Records supplied:

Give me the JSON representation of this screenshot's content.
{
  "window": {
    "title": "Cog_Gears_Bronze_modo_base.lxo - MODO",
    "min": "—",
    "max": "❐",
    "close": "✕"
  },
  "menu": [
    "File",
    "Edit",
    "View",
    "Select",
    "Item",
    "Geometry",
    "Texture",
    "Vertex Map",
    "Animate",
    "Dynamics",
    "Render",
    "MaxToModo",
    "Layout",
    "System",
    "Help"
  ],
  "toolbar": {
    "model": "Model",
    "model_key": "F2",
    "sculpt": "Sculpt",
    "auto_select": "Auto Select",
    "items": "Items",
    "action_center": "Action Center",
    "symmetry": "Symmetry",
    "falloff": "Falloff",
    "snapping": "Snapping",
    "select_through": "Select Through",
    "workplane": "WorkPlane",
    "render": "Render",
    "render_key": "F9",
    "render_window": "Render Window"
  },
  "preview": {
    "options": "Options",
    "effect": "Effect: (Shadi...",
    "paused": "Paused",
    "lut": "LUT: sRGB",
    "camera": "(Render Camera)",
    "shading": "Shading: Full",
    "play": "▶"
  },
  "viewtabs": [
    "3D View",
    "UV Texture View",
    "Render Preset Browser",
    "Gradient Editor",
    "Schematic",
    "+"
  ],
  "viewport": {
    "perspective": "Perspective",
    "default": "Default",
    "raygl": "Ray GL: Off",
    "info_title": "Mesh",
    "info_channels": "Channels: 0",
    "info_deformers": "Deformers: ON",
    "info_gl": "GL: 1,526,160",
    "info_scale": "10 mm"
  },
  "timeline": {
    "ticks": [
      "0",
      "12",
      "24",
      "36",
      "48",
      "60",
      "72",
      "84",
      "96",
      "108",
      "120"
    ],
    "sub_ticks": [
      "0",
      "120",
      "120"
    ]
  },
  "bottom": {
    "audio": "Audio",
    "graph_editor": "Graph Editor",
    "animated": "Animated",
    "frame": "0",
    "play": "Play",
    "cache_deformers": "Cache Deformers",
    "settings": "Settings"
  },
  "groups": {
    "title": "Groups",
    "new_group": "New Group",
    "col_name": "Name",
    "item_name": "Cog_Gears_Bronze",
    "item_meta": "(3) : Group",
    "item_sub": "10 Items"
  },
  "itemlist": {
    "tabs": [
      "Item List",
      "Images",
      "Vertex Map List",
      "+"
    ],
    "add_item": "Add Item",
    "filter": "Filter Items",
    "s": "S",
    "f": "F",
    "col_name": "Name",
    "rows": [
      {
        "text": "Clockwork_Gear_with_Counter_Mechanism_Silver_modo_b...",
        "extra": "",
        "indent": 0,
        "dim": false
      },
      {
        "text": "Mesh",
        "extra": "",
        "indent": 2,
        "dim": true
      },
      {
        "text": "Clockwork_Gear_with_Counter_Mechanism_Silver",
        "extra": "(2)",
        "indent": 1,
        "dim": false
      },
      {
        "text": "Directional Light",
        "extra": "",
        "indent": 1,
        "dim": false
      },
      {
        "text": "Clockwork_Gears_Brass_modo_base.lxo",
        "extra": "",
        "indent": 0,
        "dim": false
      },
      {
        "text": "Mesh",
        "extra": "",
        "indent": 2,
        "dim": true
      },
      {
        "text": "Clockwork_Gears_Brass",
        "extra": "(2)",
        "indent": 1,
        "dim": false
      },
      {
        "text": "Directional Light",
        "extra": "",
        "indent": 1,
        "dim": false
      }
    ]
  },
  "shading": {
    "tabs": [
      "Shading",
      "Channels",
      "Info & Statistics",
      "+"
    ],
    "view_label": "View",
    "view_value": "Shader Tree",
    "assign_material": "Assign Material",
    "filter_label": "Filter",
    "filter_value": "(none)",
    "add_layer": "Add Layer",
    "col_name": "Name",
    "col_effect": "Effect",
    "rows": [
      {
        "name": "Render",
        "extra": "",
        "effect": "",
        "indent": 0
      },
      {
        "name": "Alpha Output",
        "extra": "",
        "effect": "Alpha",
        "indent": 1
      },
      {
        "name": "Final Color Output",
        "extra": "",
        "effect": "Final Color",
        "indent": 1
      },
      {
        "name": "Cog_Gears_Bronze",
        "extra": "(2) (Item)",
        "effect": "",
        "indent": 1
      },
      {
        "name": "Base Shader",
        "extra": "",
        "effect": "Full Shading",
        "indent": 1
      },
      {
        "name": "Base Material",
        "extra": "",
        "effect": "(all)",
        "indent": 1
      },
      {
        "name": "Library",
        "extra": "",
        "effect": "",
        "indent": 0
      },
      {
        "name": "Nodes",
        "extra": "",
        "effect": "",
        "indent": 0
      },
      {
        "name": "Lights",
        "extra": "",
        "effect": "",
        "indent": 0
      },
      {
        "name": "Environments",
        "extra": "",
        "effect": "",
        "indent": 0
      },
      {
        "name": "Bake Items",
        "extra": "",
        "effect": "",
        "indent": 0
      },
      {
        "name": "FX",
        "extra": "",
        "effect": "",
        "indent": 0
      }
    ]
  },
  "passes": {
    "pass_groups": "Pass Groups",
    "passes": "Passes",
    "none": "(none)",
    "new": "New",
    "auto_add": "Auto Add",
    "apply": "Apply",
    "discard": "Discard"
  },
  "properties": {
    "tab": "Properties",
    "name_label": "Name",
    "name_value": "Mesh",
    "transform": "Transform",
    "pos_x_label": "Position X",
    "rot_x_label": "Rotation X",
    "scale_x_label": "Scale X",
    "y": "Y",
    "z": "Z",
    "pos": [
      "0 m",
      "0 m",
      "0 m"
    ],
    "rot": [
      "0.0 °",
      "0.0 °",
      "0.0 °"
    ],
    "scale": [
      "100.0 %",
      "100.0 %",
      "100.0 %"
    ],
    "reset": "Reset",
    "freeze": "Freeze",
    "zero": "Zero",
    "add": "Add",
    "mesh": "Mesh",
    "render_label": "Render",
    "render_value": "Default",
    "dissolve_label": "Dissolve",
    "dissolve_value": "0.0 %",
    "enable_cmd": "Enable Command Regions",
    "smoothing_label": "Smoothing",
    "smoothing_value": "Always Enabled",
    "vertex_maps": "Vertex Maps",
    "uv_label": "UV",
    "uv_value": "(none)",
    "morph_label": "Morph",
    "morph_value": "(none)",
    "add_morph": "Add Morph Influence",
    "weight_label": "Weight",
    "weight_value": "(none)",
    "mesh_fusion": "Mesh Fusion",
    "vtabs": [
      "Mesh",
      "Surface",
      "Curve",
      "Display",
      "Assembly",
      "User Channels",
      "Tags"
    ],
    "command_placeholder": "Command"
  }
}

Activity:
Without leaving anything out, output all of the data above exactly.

Your response:
Give me the JSON representation of this screenshot's content.
{
  "window": {
    "title": "Cog_Gears_Bronze_modo_base.lxo - MODO",
    "min": "—",
    "max": "❐",
    "close": "✕"
  },
  "menu": [
    "File",
    "Edit",
    "View",
    "Select",
    "Item",
    "Geometry",
    "Texture",
    "Vertex Map",
    "Animate",
    "Dynamics",
    "Render",
    "MaxToModo",
    "Layout",
    "System",
    "Help"
  ],
  "toolbar": {
    "model": "Model",
    "model_key": "F2",
    "sculpt": "Sculpt",
    "auto_select": "Auto Select",
    "items": "Items",
    "action_center": "Action Center",
    "symmetry": "Symmetry",
    "falloff": "Falloff",
    "snapping": "Snapping",
    "select_through": "Select Through",
    "workplane": "WorkPlane",
    "render": "Render",
    "render_key": "F9",
    "render_window": "Render Window"
  },
  "preview": {
    "options": "Options",
    "effect": "Effect: (Shadi...",
    "paused": "Paused",
    "lut": "LUT: sRGB",
    "camera": "(Render Camera)",
    "shading": "Shading: Full",
    "play": "▶"
  },
  "viewtabs": [
    "3D View",
    "UV Texture View",
    "Render Preset Browser",
    "Gradient Editor",
    "Schematic",
    "+"
  ],
  "viewport": {
    "perspective": "Perspective",
    "default": "Default",
    "raygl": "Ray GL: Off",
    "info_title": "Mesh",
    "info_channels": "Channels: 0",
    "info_deformers": "Deformers: ON",
    "info_gl": "GL: 1,526,160",
    "info_scale": "10 mm"
  },
  "timeline": {
    "ticks": [
      "0",
      "12",
      "24",
      "36",
      "48",
      "60",
      "72",
      "84",
      "96",
      "108",
      "120"
    ],
    "sub_ticks": [
      "0",
      "120",
      "120"
    ]
  },
  "bottom": {
    "audio": "Audio",
    "graph_editor": "Graph Editor",
    "animated": "Animated",
    "frame": "0",
    "play": "Play",
    "cache_deformers": "Cache Deformers",
    "settings": "Settings"
  },
  "groups": {
    "title": "Groups",
    "new_group": "New Group",
    "col_name": "Name",
    "item_name": "Cog_Gears_Bronze",
    "item_meta": "(3) : Group",
    "item_sub": "10 Items"
  },
  "itemlist": {
    "tabs": [
      "Item List",
      "Images",
      "Vertex Map List",
      "+"
    ],
    "add_item": "Add Item",
    "filter": "Filter Items",
    "s": "S",
    "f": "F",
    "col_name": "Name",
    "rows": [
      {
        "text": "Clockwork_Gear_with_Counter_Mechanism_Silver_modo_b...",
        "extra": "",
        "indent": 0,
        "dim": false
      },
      {
        "text": "Mesh",
        "extra": "",
        "indent": 2,
        "dim": true
      },
      {
        "text": "Clockwork_Gear_with_Counter_Mechanism_Silver",
        "extra": "(2)",
        "indent": 1,
        "dim": false
      },
      {
        "text": "Directional Light",
        "extra": "",
        "indent": 1,
        "dim": false
      },
      {
        "text": "Clockwork_Gears_Brass_modo_base.lxo",
        "extra": "",
        "indent": 0,
        "dim": false
      },
      {
        "text": "Mesh",
        "extra": "",
        "indent": 2,
        "dim": true
      },
      {
        "text": "Clockwork_Gears_Brass",
        "extra": "(2)",
        "indent": 1,
        "dim": false
      },
      {
        "text": "Directional Light",
        "extra": "",
        "indent": 1,
        "dim": false
      }
    ]
  },
  "shading": {
    "tabs": [
      "Shading",
      "Channels",
      "Info & Statistics",
      "+"
    ],
    "view_label": "View",
    "view_value": "Shader Tree",
    "assign_material": "Assign Material",
    "filter_label": "Filter",
    "filter_value": "(none)",
    "add_layer": "Add Layer",
    "col_name": "Name",
    "col_effect": "Effect",
    "rows": [
      {
        "name": "Render",
        "extra": "",
        "effect": "",
        "indent": 0
      },
      {
        "name": "Alpha Output",
        "extra": "",
        "effect": "Alpha",
        "indent": 1
      },
      {
        "name": "Final Color Output",
        "extra": "",
        "effect": "Final Color",
        "indent": 1
      },
      {
        "name": "Cog_Gears_Bronze",
        "extra": "(2) (Item)",
        "effect": "",
        "indent": 1
      },
      {
        "name": "Base Shader",
        "extra": "",
        "effect": "Full Shading",
        "indent": 1
      },
      {
        "name": "Base Material",
        "extra": "",
        "effect": "(all)",
        "indent": 1
      },
      {
        "name": "Library",
        "extra": "",
        "effect": "",
        "indent": 0
      },
      {
        "name": "Nodes",
        "extra": "",
        "effect": "",
        "indent": 0
      },
      {
        "name": "Lights",
        "extra": "",
        "effect": "",
        "indent": 0
      },
      {
        "name": "Environments",
        "extra": "",
        "effect": "",
        "indent": 0
      },
      {
        "name": "Bake Items",
        "extra": "",
        "effect": "",
        "indent": 0
      },
      {
        "name": "FX",
        "extra": "",
        "effect": "",
        "indent": 0
      }
    ]
  },
  "passes": {
    "pass_groups": "Pass Groups",
    "passes": "Passes",
    "none": "(none)",
    "new": "New",
    "auto_add": "Auto Add",
    "apply": "Apply",
    "discard": "Discard"
  },
  "properties": {
    "tab": "Properties",
    "name_label": "Name",
    "name_value": "Mesh",
    "transform": "Transform",
    "pos_x_label": "Position X",
    "rot_x_label": "Rotation X",
    "scale_x_label": "Scale X",
    "y": "Y",
    "z": "Z",
    "pos": [
      "0 m",
      "0 m",
      "0 m"
    ],
    "rot": [
      "0.0 °",
      "0.0 °",
      "0.0 °"
    ],
    "scale": [
      "100.0 %",
      "100.0 %",
      "100.0 %"
    ],
    "reset": "Reset",
    "freeze": "Freeze",
    "zero": "Zero",
    "add": "Add",
    "mesh": "Mesh",
    "render_label": "Render",
    "render_value": "Default",
    "dissolve_label": "Dissolve",
    "dissolve_value": "0.0 %",
    "enable_cmd": "Enable Command Regions",
    "smoothing_label": "Smoothing",
    "smoothing_value": "Always Enabled",
    "vertex_maps": "Vertex Maps",
    "uv_label": "UV",
    "uv_value": "(none)",
    "morph_label": "Morph",
    "morph_value": "(none)",
    "add_morph": "Add Morph Influence",
    "weight_label": "Weight",
    "weight_value": "(none)",
    "mesh_fusion": "Mesh Fusion",
    "vtabs": [
      "Mesh",
      "Surface",
      "Curve",
      "Display",
      "Assembly",
      "User Channels",
      "Tags"
    ],
    "command_placeholder": "Command"
  }
}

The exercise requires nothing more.